I was once told that anything you say before the word “but” is worthless. I’ve been thinking about that a lot this week following the events in Charlottesville, Virginia, and the response to those events.
A group of neo-Nazis, Ku Klux Klansmen and other “alt-right” associations marched into Charlottesville Friday night leading into Saturday for a “Unite the Right” rally. The group came in waving Nazi and Confederate flags, heiling Hitler and spewing hate, bigotry and racism in all directions under the guise of being part of the right wing, conservative ideology in the United States of America.
Saturday, rally goers (re: Nazis) clashed with counter demonstrators, part of which were from a group known as Antifa — or anti-fascists — which people have aligned with the left wing, liberal ideology in the United States of America.
The clash led to screaming, then to beating and eventually a car was driven into a group by a rally goer — killing one, Heather Heyer, and injuring 20 others.
The reaction from political leaders to these events was, well, strange. While many condemned Nazis, Klansmen and other associated groups by name and left it at that, I saw many people I know and many political leaders saying something like this:
“Nazis, Klansmen and all other racist, bigoted, white supremacists are terrible and do not represent America, but [there’s that word] there was violence coming from the left, they are also to blame.”
There are several problems with this type of response.
First, when using a group you disagree with on the left to justify the actions of literal Nazis, you align Nazis with the right, with conservatives, with the Republican party.
That may not be the intention, but when violence from another group is used to excuse violence and hate from another, where does that leave us? An eye for an eye.
Now, I will admit I saw several prominent Republican legislators vehemently condemning by name the alt-right, KKK, nazis, et al for what happened in Charlottesville and for their ideology in general. They said they do not represent the GOP or America for that matter.
And they left it at that. I respect that.
I saw other people make more excuses for Nazis than they made for Colin Kaepernick when he decided to peacefully, quietly kneel during the national anthem as a form of protest. Less excuses were made for a man quietly kneeling, because it was disrespectful to our flag and country, than were made for men literally carrying our stars and stripes next to a swastika. Talk about disrespect.
I’m not going to argue whether Antifa is bad, good or indifferent, or if the actions and beliefs of nazis and KKK justify what Antifa did in Charlottesville, because that would go against the argument I’m making here that you can’t excuse the bad of one group because of the bad of another.
Antifa traces its roots back to anti-fascist groups in the 1920s and1930s who literally fought fascists in Europe, which led to anti-fascist groups in punk music who literally fought skinheads trying to invade the music scene. The group has always been based in direct force, not enacting policy change.

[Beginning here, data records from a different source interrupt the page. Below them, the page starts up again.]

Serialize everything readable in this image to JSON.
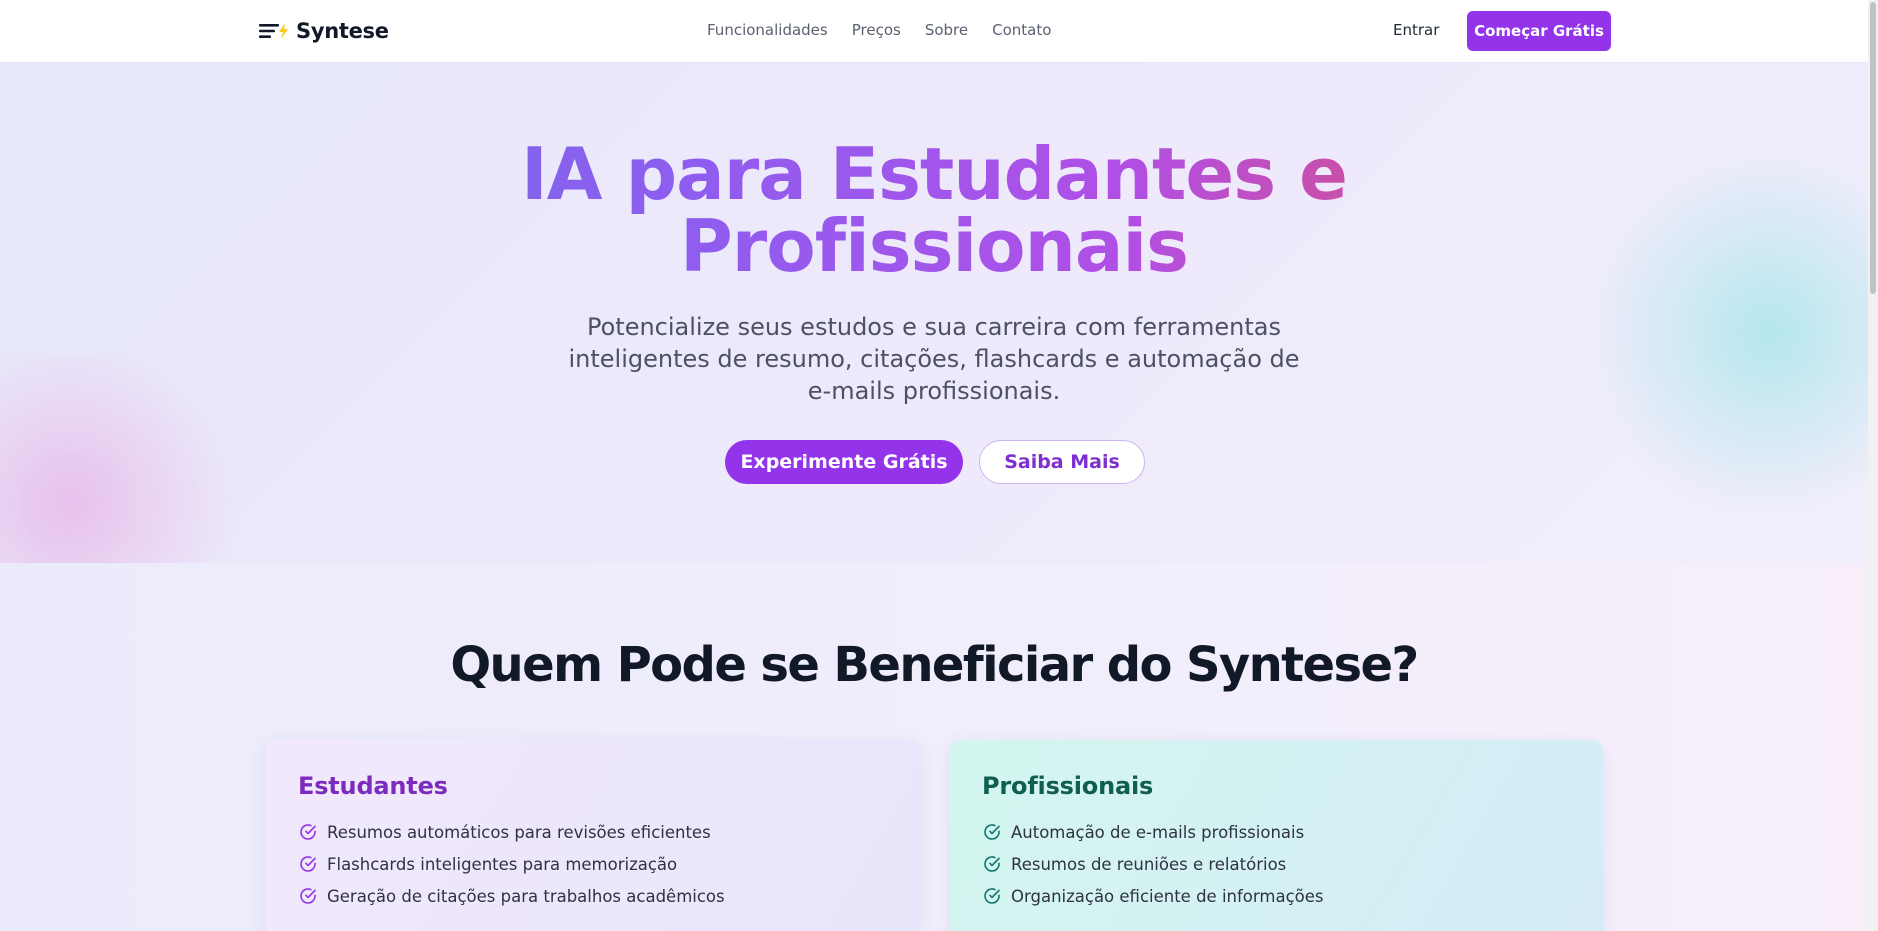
{
  "header": {
    "logo_text": "Syntese",
    "nav": [
      "Funcionalidades",
      "Preços",
      "Sobre",
      "Contato"
    ],
    "login_label": "Entrar",
    "cta_label": "Começar Grátis"
  },
  "hero": {
    "title_line1": "IA para Estudantes e",
    "title_line2": "Profissionais",
    "subtitle": "Potencialize seus estudos e sua carreira com ferramentas inteligentes de resumo, citações, flashcards e automação de e-mails profissionais.",
    "primary_button": "Experimente Grátis",
    "secondary_button": "Saiba Mais"
  },
  "benefits": {
    "title": "Quem Pode se Beneficiar do Syntese?",
    "cards": [
      {
        "title": "Estudantes",
        "items": [
          "Resumos automáticos para revisões eficientes",
          "Flashcards inteligentes para memorização",
          "Geração de citações para trabalhos acadêmicos"
        ]
      },
      {
        "title": "Profissionais",
        "items": [
          "Automação de e-mails profissionais",
          "Resumos de reuniões e relatórios",
          "Organização eficiente de informações"
        ]
      }
    ]
  },
  "colors": {
    "accent": "#9333ea",
    "students_heading": "#7b2cbf",
    "professionals_heading": "#0f5e4e"
  }
}
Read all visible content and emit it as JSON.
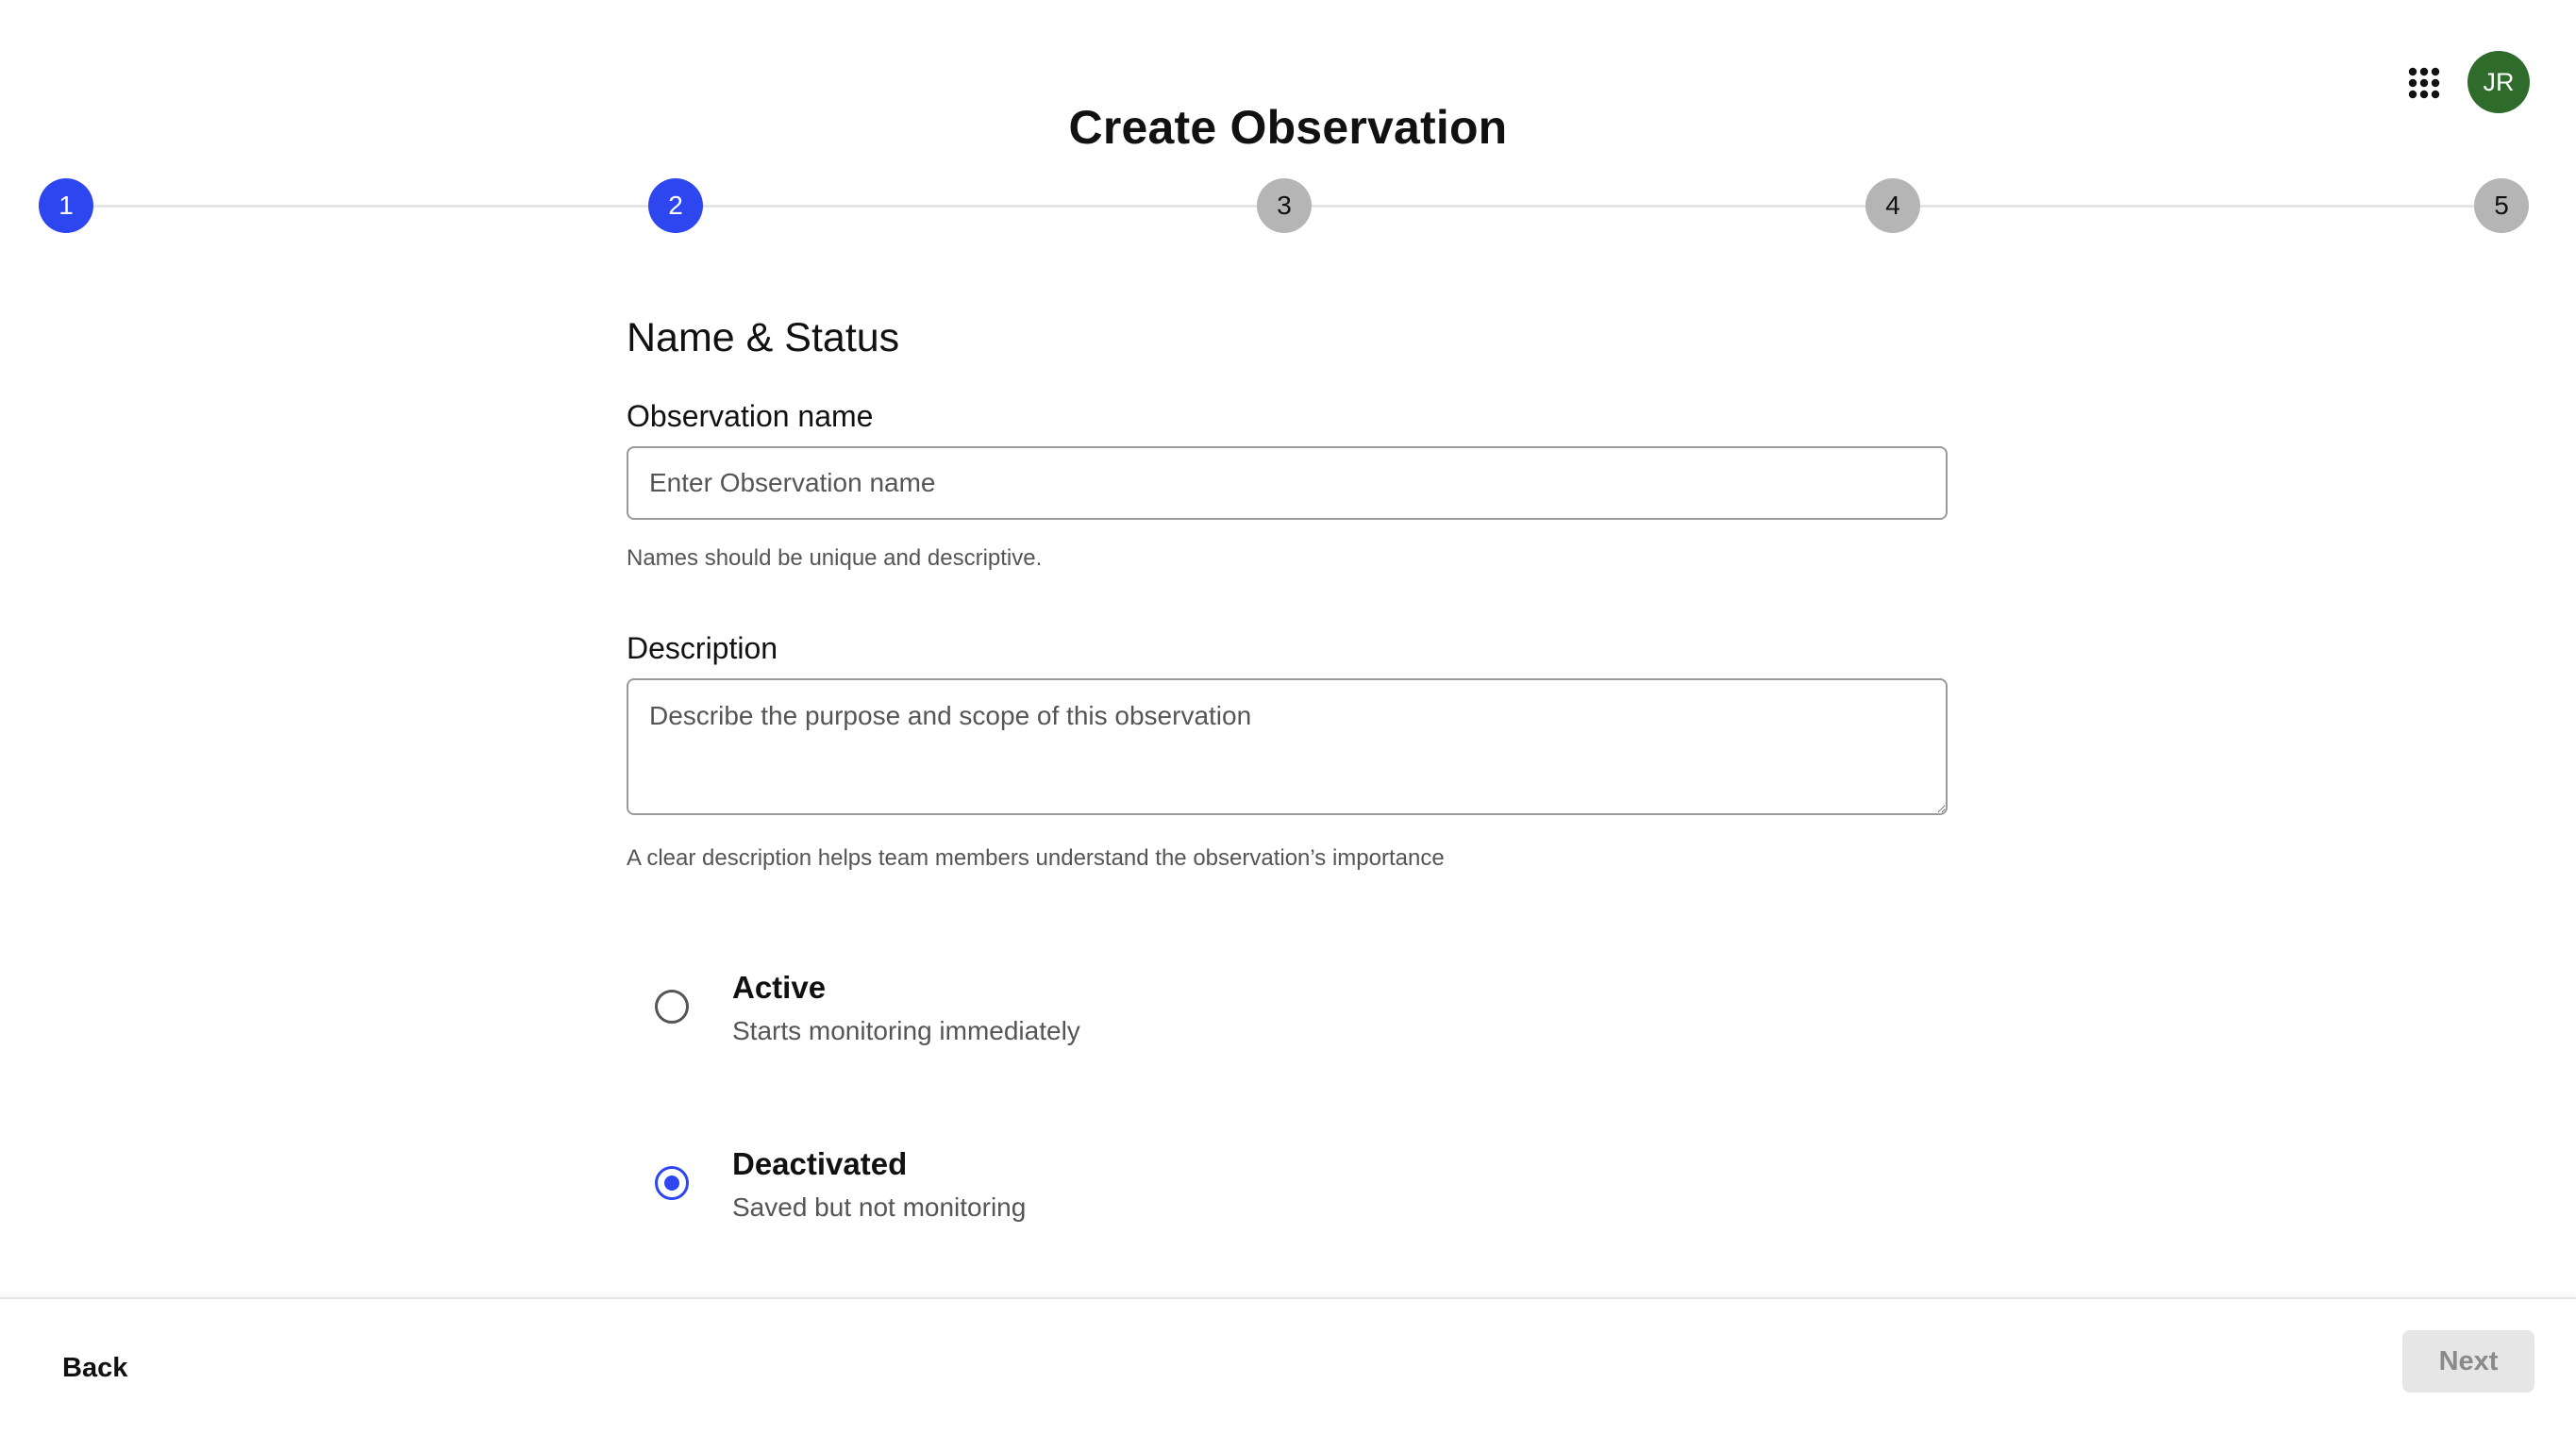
{
  "header": {
    "title": "Create Observation",
    "apps_icon": "grid-icon",
    "avatar_initials": "JR",
    "avatar_color": "#2f6b2b"
  },
  "stepper": {
    "current_step": 2,
    "steps": [
      "1",
      "2",
      "3",
      "4",
      "5"
    ],
    "active_color": "#2e46f0",
    "inactive_color": "#b5b5b5"
  },
  "form": {
    "section_title": "Name & Status",
    "name": {
      "label": "Observation name",
      "value": "",
      "placeholder": "Enter Observation name",
      "help": "Names should be unique and descriptive."
    },
    "description": {
      "label": "Description",
      "value": "",
      "placeholder": "Describe the purpose and scope of this observation",
      "help": "A clear description helps team members understand the observation’s importance"
    },
    "status": {
      "selected": "Deactivated",
      "options": [
        {
          "title": "Active",
          "subtitle": "Starts monitoring immediately"
        },
        {
          "title": "Deactivated",
          "subtitle": "Saved but not monitoring"
        }
      ]
    }
  },
  "footer": {
    "back_label": "Back",
    "next_label": "Next",
    "next_disabled": true
  }
}
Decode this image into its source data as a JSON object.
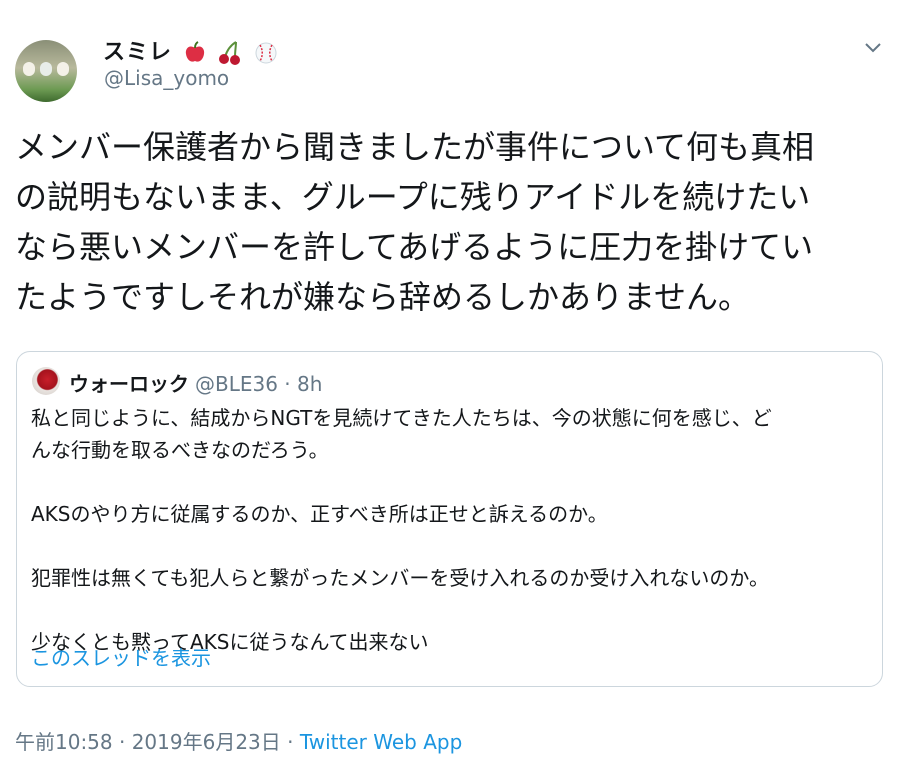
{
  "author": {
    "display_name": "スミレ",
    "emoji": [
      "apple-icon",
      "cherries-icon",
      "baseball-icon"
    ],
    "handle": "@Lisa_yomo"
  },
  "tweet": {
    "text": "メンバー保護者から聞きましたが事件について何も真相\nの説明もないまま、グループに残りアイドルを続けたい\nなら悪いメンバーを許してあげるように圧力を掛けてい\nたようですしそれが嫌なら辞めるしかありません。"
  },
  "quoted": {
    "display_name": "ウォーロック",
    "handle_time": "@BLE36 · 8h",
    "body": "私と同じように、結成からNGTを見続けてきた人たちは、今の状態に何を感じ、ど\nんな行動を取るべきなのだろう。\n\nAKSのやり方に従属するのか、正すべき所は正せと訴えるのか。\n\n犯罪性は無くても犯人らと繋がったメンバーを受け入れるのか受け入れないのか。\n\n少なくとも黙ってAKSに従うなんて出来ない",
    "show_thread": "このスレッドを表示"
  },
  "footer": {
    "timestamp": "午前10:58 · 2019年6月23日 · ",
    "source": "Twitter Web App"
  },
  "colors": {
    "link": "#1b95e0",
    "secondary_text": "#657786",
    "border": "#ccd6dd"
  }
}
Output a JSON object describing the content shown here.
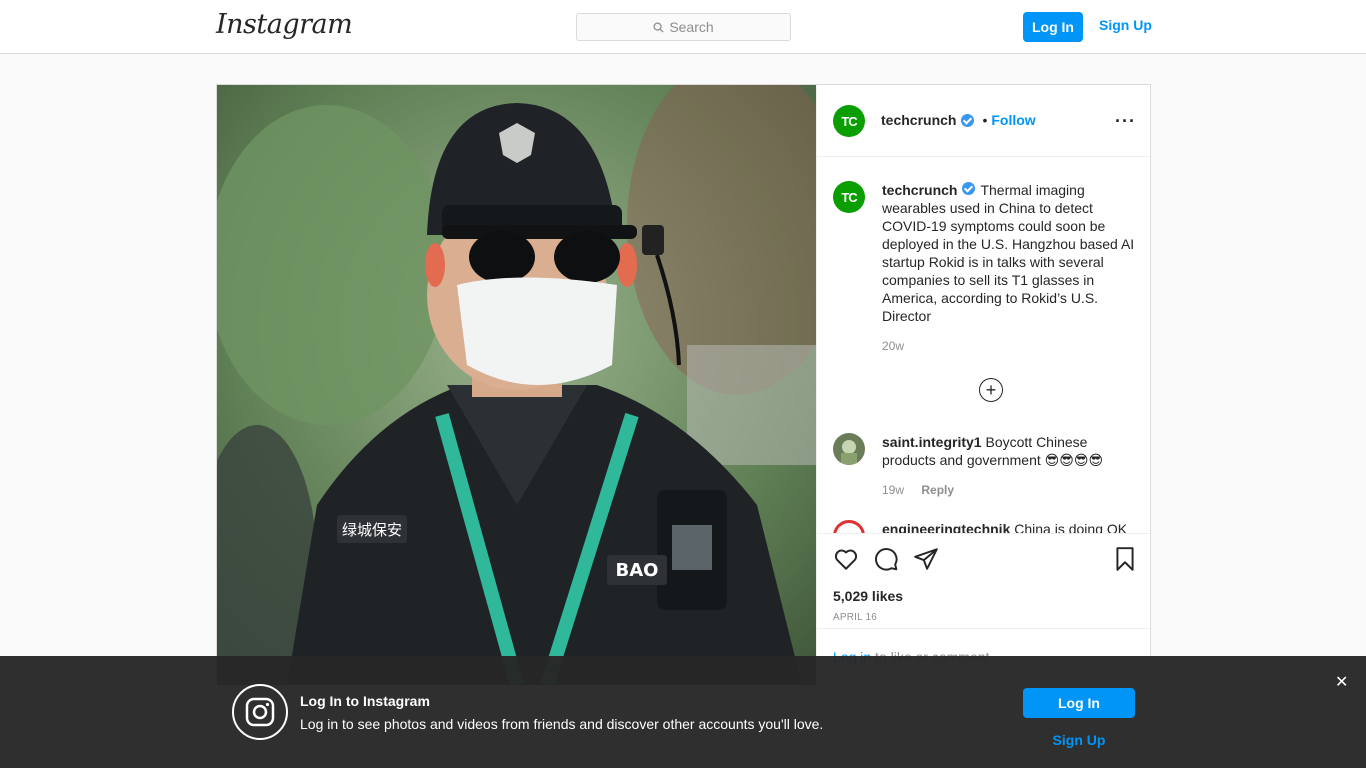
{
  "nav": {
    "logo": "Instagram",
    "search_placeholder": "Search",
    "login_label": "Log In",
    "signup_label": "Sign Up"
  },
  "post": {
    "author": "techcrunch",
    "author_avatar_text": "TC",
    "follow_label": "Follow",
    "separator": "•",
    "caption": "Thermal imaging wearables used in China to detect COVID-19 symptoms could soon be deployed in the U.S. Hangzhou based AI startup Rokid is in talks with several companies to sell its T1 glasses in America, according to Rokid’s U.S. Director",
    "caption_age": "20w",
    "comments": [
      {
        "username": "saint.integrity1",
        "text": "Boycott Chinese products and government 😎😎😎😎",
        "age": "19w",
        "reply_label": "Reply"
      },
      {
        "username": "engineeringtechnik",
        "text": "China is doing OK"
      }
    ],
    "likes": "5,029 likes",
    "date": "APRIL 16",
    "login_prompt_link": "Log in",
    "login_prompt_rest": " to like or comment."
  },
  "banner": {
    "title": "Log In to Instagram",
    "subtitle": "Log in to see photos and videos from friends and discover other accounts you'll love.",
    "login_label": "Log In",
    "signup_label": "Sign Up",
    "close_glyph": "✕"
  },
  "photo": {
    "badge_text": "绿城保安",
    "name_tag_text": "BAO"
  },
  "colors": {
    "accent": "#0095f6",
    "verified": "#3897f0",
    "techcrunch_green": "#0a9e01",
    "banner_bg": "#262626"
  },
  "icons": [
    "search-icon",
    "verified-icon",
    "more-icon",
    "add-comment-icon",
    "heart-icon",
    "comment-icon",
    "share-icon",
    "bookmark-icon",
    "instagram-icon",
    "close-icon"
  ]
}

While punching a Nazi seems pretty dang American, I do have problems with Antifa. My biggest problem is that their tactics provide a way to excuse — or at least distract from — white supremacy. The actions of Antifa allow white supremacists to paint themselves as victims and earn sympathy. The tactics of Antifa go against the ideology of civil disobedience.
Antifa is not equal to white supremacists, though. They aren’t the “left’s version” of the “alt-right,” which I agree is not a part of the right wing — but if allowed to go on pretending, the right may soon lose its base to that ideology.
To paraphrase Chris Rock: If one man is willing to march with 10 Nazis, I’d say you have 11 Nazis.
You can’t give an excuse to hate, bigotry and Nazism by saying folks were pushed to this “by the left.” You can’t excuse hate, bigotry and Nazism period. We fought a war with the entire world to prove that Nazism has no place on this earth, especially not in the US.
There comes a time when we have to point out that something is wrong and stop allowing it to happen. I understand more than anything the importance of free speech. I understand these folks should be allowed to spew their disgusting beliefs if they so choose.
Let them do that. Then furiously lash back out with your own free speech. From all sides. Democrat, Republican, I don’t care. Make it known widely and definitively — with absolutely no attempt to excuse — that Nazism, racism and terror will not be accepted and will not be tolerated in this country.
Because there is no excuse. I don’t care how bad someone has had it, or how bad they have been treated. There is no excuse for becoming a Nazi.
— Chance Hoener is a staff writer for the Morning Sun and opponent of Nazism in all forms. He can be emailed at firstname.lastname@example.org or follow him on Twitter @ReporterChance.